Threaded View

  1. #1
    Sencha User
    Join Date
    Mar 2007
    Posts
    411
    Vote Rating
    17
    jweber will become famous soon enough

      2  

    Default Using router with optional, named URL arguments

    Using router with optional, named URL arguments


    I thought I would share this, in case anyone else needs it. I wanted to use Sencha's routing, but with URLs like #users/johndoe?foo=one&bar=two, so that certain arguments could be optional. This "query string" is separate from the actual query string, since it follows the hash mark. But it's in the same format, so it's easy to read.

    Here's what I did:

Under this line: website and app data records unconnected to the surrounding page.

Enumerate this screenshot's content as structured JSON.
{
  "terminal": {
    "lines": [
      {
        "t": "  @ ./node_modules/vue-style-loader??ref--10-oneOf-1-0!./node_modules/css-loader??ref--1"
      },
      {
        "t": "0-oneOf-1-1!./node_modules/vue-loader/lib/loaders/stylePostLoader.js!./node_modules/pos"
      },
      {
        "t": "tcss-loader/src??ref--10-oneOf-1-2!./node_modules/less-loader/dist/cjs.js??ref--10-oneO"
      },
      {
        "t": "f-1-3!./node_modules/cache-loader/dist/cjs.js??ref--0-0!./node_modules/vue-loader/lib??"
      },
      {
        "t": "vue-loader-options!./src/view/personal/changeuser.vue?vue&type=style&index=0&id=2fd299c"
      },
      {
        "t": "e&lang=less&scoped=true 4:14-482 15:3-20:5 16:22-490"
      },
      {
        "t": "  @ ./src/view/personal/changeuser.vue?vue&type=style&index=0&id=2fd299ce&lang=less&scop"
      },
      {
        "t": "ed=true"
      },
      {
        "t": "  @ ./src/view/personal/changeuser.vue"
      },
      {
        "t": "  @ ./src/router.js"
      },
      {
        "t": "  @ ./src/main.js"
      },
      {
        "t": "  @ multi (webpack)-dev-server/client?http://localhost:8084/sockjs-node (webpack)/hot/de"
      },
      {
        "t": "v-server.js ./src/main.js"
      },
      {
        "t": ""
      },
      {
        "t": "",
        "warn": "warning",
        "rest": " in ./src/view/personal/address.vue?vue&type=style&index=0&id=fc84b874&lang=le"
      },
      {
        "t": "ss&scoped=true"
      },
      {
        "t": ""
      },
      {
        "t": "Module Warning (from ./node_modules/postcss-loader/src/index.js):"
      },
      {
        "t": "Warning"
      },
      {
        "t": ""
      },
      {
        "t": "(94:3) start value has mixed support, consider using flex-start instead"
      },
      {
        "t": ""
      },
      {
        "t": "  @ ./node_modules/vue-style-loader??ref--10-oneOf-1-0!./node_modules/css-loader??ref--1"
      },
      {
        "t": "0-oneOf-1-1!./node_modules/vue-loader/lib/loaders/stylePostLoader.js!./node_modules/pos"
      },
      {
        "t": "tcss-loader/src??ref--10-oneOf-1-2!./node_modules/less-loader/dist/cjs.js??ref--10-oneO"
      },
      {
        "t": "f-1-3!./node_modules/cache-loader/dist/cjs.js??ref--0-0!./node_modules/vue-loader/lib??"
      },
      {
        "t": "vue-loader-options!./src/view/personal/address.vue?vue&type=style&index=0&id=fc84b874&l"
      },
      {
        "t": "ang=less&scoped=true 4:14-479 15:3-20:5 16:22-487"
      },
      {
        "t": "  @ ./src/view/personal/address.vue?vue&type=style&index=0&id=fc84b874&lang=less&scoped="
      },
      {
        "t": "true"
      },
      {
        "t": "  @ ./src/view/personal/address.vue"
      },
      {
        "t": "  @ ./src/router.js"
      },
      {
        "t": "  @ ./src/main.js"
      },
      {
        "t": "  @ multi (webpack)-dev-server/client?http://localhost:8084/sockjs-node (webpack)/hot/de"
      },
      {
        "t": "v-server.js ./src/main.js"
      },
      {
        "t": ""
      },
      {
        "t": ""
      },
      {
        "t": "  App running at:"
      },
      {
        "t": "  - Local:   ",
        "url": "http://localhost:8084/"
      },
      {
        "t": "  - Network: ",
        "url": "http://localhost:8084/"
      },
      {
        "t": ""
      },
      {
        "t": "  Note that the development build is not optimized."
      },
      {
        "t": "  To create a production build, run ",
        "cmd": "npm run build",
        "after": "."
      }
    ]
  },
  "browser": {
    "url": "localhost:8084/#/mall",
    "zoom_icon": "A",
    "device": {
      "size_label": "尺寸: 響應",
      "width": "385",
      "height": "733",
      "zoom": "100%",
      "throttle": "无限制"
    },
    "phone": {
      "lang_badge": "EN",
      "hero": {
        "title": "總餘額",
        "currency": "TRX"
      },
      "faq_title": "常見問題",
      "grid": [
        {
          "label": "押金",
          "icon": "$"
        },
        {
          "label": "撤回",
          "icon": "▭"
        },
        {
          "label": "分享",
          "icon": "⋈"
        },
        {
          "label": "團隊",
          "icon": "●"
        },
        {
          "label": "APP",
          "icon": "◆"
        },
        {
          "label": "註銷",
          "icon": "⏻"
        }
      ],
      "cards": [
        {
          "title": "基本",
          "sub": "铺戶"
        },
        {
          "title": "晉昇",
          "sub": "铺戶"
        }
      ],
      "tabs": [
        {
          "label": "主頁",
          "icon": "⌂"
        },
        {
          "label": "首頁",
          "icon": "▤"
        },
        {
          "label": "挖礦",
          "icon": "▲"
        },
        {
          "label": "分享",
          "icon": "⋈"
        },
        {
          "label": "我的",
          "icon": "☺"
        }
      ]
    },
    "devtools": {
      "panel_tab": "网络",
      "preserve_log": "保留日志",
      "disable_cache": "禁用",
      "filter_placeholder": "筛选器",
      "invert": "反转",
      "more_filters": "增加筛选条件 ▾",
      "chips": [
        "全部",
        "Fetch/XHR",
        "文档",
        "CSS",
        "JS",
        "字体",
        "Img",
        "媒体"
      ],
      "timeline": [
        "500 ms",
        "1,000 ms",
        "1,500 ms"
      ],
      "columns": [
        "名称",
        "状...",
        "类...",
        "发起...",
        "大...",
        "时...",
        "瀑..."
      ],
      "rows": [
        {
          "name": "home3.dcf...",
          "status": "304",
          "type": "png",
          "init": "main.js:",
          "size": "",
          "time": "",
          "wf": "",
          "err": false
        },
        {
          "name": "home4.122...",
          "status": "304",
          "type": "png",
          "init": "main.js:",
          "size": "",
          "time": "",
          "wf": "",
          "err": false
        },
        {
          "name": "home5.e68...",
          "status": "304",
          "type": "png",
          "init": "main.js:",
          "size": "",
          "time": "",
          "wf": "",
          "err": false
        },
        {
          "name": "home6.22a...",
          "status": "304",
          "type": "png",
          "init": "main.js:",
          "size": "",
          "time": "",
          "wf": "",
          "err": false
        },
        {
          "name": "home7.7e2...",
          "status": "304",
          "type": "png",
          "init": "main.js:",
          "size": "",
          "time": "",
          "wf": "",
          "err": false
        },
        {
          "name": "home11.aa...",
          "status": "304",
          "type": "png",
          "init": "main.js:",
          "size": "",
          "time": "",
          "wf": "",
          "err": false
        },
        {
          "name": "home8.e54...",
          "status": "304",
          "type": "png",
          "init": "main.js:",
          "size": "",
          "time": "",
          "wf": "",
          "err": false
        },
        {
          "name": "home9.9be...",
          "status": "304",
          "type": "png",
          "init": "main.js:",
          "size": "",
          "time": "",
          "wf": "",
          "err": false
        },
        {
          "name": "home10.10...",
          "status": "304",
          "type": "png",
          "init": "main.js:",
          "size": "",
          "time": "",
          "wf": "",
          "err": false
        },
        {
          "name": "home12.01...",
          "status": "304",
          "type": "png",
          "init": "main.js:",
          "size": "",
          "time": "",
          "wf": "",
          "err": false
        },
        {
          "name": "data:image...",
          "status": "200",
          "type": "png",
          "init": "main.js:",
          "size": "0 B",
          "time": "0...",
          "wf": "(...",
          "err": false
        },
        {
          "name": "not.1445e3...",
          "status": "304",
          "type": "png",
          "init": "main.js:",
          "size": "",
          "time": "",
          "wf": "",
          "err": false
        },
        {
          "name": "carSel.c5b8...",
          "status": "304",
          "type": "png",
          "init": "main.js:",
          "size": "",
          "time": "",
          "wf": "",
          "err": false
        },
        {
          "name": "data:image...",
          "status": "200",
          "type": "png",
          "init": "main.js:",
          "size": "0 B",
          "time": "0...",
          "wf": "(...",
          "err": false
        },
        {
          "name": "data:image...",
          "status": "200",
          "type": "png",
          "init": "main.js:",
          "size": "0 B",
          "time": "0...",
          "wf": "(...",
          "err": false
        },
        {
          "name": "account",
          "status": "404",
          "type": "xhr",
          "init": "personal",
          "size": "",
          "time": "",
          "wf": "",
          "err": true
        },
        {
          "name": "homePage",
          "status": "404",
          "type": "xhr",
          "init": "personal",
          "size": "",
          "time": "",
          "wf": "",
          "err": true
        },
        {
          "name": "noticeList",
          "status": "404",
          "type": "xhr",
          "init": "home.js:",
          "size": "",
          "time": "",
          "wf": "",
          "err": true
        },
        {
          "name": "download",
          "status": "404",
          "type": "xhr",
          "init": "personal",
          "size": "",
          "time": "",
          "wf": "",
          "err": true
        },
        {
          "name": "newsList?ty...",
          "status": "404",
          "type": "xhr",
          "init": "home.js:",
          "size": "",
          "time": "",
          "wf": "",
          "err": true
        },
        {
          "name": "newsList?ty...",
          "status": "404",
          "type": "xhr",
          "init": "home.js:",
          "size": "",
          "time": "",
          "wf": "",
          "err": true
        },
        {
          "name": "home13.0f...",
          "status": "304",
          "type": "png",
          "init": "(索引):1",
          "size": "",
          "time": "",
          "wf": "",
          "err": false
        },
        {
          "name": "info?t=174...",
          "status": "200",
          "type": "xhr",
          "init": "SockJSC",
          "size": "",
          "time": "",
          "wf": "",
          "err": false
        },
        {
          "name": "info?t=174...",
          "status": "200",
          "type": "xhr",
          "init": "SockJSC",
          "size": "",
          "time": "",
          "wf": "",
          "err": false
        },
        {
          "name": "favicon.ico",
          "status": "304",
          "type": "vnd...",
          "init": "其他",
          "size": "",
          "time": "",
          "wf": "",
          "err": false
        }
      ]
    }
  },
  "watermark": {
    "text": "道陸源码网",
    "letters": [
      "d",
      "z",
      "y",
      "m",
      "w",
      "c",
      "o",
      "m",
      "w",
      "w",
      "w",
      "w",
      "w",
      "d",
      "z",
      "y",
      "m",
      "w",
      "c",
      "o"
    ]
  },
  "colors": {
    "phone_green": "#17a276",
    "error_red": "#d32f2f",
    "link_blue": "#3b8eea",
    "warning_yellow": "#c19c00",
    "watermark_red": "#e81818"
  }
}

    Code:
    Ext.define('Ext.app.QueryRouter', {
    	extend: 'Ext.app.Router',
    	requires: ['Ext.app.QueryRoute'],
    
    	connect: function(url, params) {
    		params = Ext.apply({url: url}, params || {}, this.getDefaults());
    		var route = Ext.create('Ext.app.QueryRoute', params);
    
    		this.getRoutes().push(route);
    
    		return route;
    	}
    });
    
    Ext.define('Ext.app.QueryRoute', {
    	extend: 'Ext.app.Route',
    
    	initialize: function() {
    		this.callParent(arguments);
    		this.parseQueryRegex = new RegExp("([^?=&]+)(?:=([^&]*))?", "g");
    	},
    
    	recognize: function(url) {
    		var action = this.callParent(arguments);
    		if (action) {
    			var queryStr = action.args.pop(),
    				query = {},
    				match;
    			if (queryStr[0] === "?") {
    				queryStr = queryStr.slice(1);
    				while ((match = this.parseQueryRegex.exec(queryStr)) !== null) {
    					query[decodeURIComponent(match[1])] = (match[2] === undefined ? undefined : decodeURIComponent(match[2]));
    				}
    			}
    			action.args.unshift(query);
    		}
    		return action;
    	},
    
    	createMatcherRegex: function(url) {
    		var paramsInMatchString = this.paramsInMatchString,
    			length = paramsInMatchString.length,
    			i, cond, matcher;
    
    		for (i = 0; i < length; i++) {
    			cond    = this.getConditions()[paramsInMatchString[i]];
    			matcher = Ext.util.Format.format("({0})", cond || "[%a-zA-Z0-9\-\\_\\s,]+");
    
    			url = url.replace(new RegExp(paramsInMatchString[i]), matcher);
    		}
    
    		return new RegExp("^" + url + "((?:\\?.*?)?)$");
    	}
    });
    Then in my app.js:

    Code:
    Ext.application({
    	router: {
    		xclass: 'Ext.app.QueryRouter'
    	}
    Now in my controller classes, I can continue to use Sencha's routing as usual. But the new first argument passed to the action functions will be an object, mapping argument names to their values. For example:

    Code:
    {
    	foo: "one",
    	bar: "two"
    }
    The rest of the arguments will be the same as before. You can leave off the "query string" entirely, and you'll be passed an empty object as the first argument.
    Last edited by jweber; 30 Apr 2012 at 10:47 AM. Reason: change argument order